Lung Cancer Care at Saint John’s
Personalized care from national leaders in lung cancer
At Providence Saint John’s, we understand that a lung cancer diagnosis may mark your entry into a complex and daunting new world of family concerns, medical options and changes in lifelong patterns. Our team of skilled surgeons, oncologists, pathologists and nurses are here to navigate these challenges with you. Throughout your diagnosis and treatment, you’ll receive personalized, compassionate care from a team of experts, led by Robert McKenna, M.D., a national leader in lung cancer surgery and treatment.
Getting started and what to expect
By the time you visit Saint John’s Surgery Services, you already know you appear to have a suspicious or cancerous spot in the area of your lungs. You may have done some independent research about types of cancer and the range of possible treatments. You are sure to have questions about how far the cancer has progressed, which may not immediately be possible to determine.
We understand you want to move quickly now that you know something may be wrong, so we respond urgently to your call:
- We often are able to schedule your visit for the same day you call
- We can schedule an operation as soon as the next day
Please feel free to come to your appointment with a family member or trusted friend, or by yourself.
What we will need for your appointment:
- Bring the image of the affected area taken by your physician, radiologist or X-ray technician. A written report will not be enough for your care team to determine if you need surgery.
- When you arrive for your appointment, a member of the thoracic surgery team will collect from you a brief medical history, asking such questions as “How was your spot discovered?” We will want to understand, for example, whether you are exhibiting symptoms that may be indicative of cancer or whether a suspicious spot appeared on an X-ray you received for another purpose, such as to assess injuries from a traffic accident.
- After this brief discussion, you will be introduced to Dr. McKenna, who will meet with you in an exam room.
A thorough, accurate diagnosis
To determine whether cancer has formed in your lungs, Dr. McKenna will examine the scans. It’s possible – even likely – that the image will tell the story, but it’s also possible he will recommend additional diagnostic screens, such as a PET scan or a biopsy of your sputum, lymph nodes or tissue.

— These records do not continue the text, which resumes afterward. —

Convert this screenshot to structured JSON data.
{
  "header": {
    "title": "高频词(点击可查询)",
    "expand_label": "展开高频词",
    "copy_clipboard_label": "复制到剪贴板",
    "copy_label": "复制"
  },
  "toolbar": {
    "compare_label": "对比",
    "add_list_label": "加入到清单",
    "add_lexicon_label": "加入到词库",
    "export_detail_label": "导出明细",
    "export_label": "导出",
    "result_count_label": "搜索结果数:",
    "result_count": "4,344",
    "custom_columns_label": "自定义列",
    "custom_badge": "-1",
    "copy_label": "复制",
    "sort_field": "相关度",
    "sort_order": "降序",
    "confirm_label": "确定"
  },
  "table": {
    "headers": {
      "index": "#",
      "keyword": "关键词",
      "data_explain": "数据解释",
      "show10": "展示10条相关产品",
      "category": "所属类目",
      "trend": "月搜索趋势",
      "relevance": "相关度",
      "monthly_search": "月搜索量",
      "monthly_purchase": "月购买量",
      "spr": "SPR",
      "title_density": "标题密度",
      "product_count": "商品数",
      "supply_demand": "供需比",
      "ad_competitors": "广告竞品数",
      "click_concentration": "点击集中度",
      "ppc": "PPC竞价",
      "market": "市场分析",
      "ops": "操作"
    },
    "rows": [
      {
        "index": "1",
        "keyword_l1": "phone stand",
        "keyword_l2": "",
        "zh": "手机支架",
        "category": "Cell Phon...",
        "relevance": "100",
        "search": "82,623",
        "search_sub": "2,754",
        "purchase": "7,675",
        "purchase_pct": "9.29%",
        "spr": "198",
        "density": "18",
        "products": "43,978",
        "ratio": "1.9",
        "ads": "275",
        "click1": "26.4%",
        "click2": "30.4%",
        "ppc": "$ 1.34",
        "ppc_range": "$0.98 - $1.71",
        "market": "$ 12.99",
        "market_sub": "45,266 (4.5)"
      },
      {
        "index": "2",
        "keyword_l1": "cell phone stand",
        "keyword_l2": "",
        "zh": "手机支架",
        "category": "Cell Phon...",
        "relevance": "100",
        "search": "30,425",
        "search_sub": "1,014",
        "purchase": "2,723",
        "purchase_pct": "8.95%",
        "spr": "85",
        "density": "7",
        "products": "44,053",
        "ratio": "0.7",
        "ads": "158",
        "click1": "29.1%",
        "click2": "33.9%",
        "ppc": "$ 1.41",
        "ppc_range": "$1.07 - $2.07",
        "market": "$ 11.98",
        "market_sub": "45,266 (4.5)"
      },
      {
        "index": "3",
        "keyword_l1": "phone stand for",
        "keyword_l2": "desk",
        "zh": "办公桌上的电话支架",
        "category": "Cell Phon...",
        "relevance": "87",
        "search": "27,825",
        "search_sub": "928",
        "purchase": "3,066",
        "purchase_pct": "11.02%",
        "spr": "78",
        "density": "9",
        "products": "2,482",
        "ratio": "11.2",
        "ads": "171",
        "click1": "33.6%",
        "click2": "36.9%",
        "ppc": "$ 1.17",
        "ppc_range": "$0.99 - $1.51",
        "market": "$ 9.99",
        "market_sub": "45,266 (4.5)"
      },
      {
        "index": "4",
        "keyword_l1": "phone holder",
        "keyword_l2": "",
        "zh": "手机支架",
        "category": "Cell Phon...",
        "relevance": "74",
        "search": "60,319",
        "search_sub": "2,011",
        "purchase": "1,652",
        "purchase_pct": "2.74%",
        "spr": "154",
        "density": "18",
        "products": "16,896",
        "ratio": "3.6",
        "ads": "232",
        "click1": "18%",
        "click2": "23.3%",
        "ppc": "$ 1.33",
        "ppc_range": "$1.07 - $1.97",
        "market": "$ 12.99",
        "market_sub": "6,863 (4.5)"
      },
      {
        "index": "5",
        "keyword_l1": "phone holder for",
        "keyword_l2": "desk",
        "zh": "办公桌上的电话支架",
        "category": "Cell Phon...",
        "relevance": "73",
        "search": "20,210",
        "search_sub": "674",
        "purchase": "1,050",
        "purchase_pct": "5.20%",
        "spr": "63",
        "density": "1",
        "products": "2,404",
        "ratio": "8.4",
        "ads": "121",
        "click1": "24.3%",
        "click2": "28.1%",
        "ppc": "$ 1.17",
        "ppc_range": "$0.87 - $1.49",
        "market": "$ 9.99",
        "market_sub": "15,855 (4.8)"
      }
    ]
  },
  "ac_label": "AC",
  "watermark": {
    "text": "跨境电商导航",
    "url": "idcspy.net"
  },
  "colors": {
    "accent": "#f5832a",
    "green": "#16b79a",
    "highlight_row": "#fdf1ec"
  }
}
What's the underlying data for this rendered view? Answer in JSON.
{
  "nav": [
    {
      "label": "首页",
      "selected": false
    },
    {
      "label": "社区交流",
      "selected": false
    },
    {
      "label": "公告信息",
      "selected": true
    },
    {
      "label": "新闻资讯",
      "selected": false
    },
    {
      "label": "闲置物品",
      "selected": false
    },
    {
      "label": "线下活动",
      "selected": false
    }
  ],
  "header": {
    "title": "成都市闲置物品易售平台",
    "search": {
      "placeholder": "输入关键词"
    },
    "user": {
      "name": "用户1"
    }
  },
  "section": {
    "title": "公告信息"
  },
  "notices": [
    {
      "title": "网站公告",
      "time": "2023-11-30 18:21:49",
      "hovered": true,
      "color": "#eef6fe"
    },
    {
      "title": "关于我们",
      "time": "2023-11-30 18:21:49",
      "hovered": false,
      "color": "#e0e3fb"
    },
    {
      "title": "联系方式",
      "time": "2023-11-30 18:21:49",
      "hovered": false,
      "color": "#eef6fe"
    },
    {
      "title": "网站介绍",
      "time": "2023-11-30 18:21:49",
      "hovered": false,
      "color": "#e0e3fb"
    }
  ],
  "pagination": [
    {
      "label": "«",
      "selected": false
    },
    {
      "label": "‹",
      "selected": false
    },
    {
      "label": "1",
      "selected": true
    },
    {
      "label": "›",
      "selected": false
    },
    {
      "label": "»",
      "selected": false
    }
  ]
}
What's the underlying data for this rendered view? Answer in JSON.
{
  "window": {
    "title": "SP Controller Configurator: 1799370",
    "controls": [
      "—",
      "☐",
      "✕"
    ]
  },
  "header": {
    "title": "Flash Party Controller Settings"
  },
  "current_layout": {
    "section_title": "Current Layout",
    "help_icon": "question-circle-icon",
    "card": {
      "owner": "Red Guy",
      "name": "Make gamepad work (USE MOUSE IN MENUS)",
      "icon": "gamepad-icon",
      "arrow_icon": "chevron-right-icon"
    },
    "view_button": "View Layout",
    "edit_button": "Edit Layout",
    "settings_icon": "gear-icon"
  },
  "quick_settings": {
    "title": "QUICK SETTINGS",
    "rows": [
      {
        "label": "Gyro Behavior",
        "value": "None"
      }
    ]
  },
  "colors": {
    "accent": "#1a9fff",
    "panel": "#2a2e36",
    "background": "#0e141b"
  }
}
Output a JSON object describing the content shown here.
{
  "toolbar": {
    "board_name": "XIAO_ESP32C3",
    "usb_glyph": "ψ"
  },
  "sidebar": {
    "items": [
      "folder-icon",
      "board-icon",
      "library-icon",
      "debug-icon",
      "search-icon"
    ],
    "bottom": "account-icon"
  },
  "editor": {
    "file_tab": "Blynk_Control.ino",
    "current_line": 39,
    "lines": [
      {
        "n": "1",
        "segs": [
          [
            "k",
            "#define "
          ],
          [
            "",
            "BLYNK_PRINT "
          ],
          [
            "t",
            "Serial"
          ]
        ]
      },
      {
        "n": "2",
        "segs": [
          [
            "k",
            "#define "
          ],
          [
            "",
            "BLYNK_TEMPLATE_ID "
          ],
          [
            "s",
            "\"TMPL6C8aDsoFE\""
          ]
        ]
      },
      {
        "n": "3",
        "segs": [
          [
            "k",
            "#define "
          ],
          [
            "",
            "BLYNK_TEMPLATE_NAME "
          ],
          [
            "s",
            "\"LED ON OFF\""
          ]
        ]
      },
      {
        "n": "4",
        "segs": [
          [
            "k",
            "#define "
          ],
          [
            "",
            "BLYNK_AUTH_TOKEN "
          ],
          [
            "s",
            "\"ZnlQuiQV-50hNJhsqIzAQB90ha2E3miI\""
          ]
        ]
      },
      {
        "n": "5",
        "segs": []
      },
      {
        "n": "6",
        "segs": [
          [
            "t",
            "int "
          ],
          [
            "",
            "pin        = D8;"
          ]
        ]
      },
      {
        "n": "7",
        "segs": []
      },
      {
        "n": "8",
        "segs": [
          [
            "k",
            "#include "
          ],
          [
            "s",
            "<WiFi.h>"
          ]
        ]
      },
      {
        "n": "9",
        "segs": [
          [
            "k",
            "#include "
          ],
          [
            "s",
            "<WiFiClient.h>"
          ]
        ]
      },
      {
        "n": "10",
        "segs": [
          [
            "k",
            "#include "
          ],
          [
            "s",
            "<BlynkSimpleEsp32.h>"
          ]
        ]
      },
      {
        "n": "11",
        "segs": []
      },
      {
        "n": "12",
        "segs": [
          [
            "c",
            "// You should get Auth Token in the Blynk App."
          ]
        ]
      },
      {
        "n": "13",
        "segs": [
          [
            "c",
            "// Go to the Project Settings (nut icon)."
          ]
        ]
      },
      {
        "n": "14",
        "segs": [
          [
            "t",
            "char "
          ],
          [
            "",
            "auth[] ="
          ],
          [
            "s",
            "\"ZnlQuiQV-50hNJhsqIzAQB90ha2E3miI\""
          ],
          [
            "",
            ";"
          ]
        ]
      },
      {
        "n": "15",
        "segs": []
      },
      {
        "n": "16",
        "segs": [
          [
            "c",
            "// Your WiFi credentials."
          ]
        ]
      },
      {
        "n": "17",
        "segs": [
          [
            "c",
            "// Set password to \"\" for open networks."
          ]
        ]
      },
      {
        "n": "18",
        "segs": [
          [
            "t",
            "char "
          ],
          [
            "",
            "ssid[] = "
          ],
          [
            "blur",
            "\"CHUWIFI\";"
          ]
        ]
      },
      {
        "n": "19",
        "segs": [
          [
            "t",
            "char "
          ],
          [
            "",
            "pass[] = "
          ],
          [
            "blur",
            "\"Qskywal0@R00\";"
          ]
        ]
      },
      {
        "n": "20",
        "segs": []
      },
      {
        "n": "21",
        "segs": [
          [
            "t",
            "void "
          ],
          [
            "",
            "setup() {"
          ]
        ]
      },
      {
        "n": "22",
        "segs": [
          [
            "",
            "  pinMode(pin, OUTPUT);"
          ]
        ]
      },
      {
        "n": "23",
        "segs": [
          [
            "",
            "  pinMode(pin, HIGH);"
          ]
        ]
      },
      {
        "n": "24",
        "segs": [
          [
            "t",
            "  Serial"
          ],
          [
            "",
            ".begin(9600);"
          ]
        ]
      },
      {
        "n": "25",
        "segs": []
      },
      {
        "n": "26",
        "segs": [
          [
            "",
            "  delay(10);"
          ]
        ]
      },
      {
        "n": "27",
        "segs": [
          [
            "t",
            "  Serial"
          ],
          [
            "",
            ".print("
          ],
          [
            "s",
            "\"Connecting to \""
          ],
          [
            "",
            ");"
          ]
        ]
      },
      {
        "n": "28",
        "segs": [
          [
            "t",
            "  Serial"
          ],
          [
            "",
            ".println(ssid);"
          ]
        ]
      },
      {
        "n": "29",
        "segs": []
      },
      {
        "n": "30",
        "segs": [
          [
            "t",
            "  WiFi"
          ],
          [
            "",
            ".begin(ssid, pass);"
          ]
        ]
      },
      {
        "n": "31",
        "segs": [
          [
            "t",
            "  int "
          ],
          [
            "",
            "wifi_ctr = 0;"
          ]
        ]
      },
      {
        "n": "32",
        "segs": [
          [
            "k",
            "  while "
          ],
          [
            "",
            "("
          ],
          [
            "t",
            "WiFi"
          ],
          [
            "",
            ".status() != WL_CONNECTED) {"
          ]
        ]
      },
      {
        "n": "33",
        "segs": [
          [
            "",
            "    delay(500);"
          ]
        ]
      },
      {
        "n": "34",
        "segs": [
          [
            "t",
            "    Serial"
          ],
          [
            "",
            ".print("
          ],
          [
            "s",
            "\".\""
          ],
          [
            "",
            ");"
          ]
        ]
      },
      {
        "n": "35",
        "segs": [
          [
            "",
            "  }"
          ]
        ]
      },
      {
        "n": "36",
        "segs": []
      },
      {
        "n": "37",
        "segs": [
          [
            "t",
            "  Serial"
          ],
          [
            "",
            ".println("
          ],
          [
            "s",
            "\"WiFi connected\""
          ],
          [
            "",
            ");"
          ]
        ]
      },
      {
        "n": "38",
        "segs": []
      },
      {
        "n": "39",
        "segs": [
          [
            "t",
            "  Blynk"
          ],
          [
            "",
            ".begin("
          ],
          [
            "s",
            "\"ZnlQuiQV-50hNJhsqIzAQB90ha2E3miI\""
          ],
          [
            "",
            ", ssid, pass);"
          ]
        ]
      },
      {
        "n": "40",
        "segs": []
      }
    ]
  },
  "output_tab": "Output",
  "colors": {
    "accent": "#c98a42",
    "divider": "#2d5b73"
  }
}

It’s also possible that your scan will lead Dr. McKenna to consult with other members of the care team, such as a neurologist or radiologist, before making a final diagnosis.
Your personalized care plan
Dr. McKenna will discuss his findings with you in his office. It is likely he will be able to outline your options for treatment, which may include surgery. You will have the time you need to ask questions and discuss concerns you have about the diagnosis or the preferred course of treatment.
Your treatment will be directed by the decisions you make with Dr. McKenna. You will have the chance to consider your choices before undergoing any surgical procedure.
The latest in tools and treatments
Your choice of treatment will be guided by the diagnosis. If you have what’s known as small-cell cancer, or if your non-small-cell cancer has advanced to Stage II, III or IV, your treatment may include chemotherapy or radiation therapy.
Fortunately, most of the patients who come to Providence Saint John’s Division of Thoracic Surgery are people at Stage I, whose cancer or spot has been discovered early.
Dr. McKenna is a pioneer in a minimally invasive procedure called video-assisted thoracoscopic surgery, or VATS. In this procedure, the tumor is removed through a small incision, allowing you to heal more quickly, with less pain than you experience in conventional thoracic surgery.
Your care team will work with you to determine the most effective, least invasive form of treatment. We share your wish to begin the recovery process as quickly as possible.
After the procedure you will be scheduled for a six-month follow-up visit, so your care team can continue to monitor your lung health.
You are not alone.
Soon after they arrive for their first visit, many people ask “What if I have cancer?”
Our answer is simple: If you have cancer, then you have joined the family. We will get to know you as you get to know us, and we will share in your journey through the diagnosis, surgery and recovery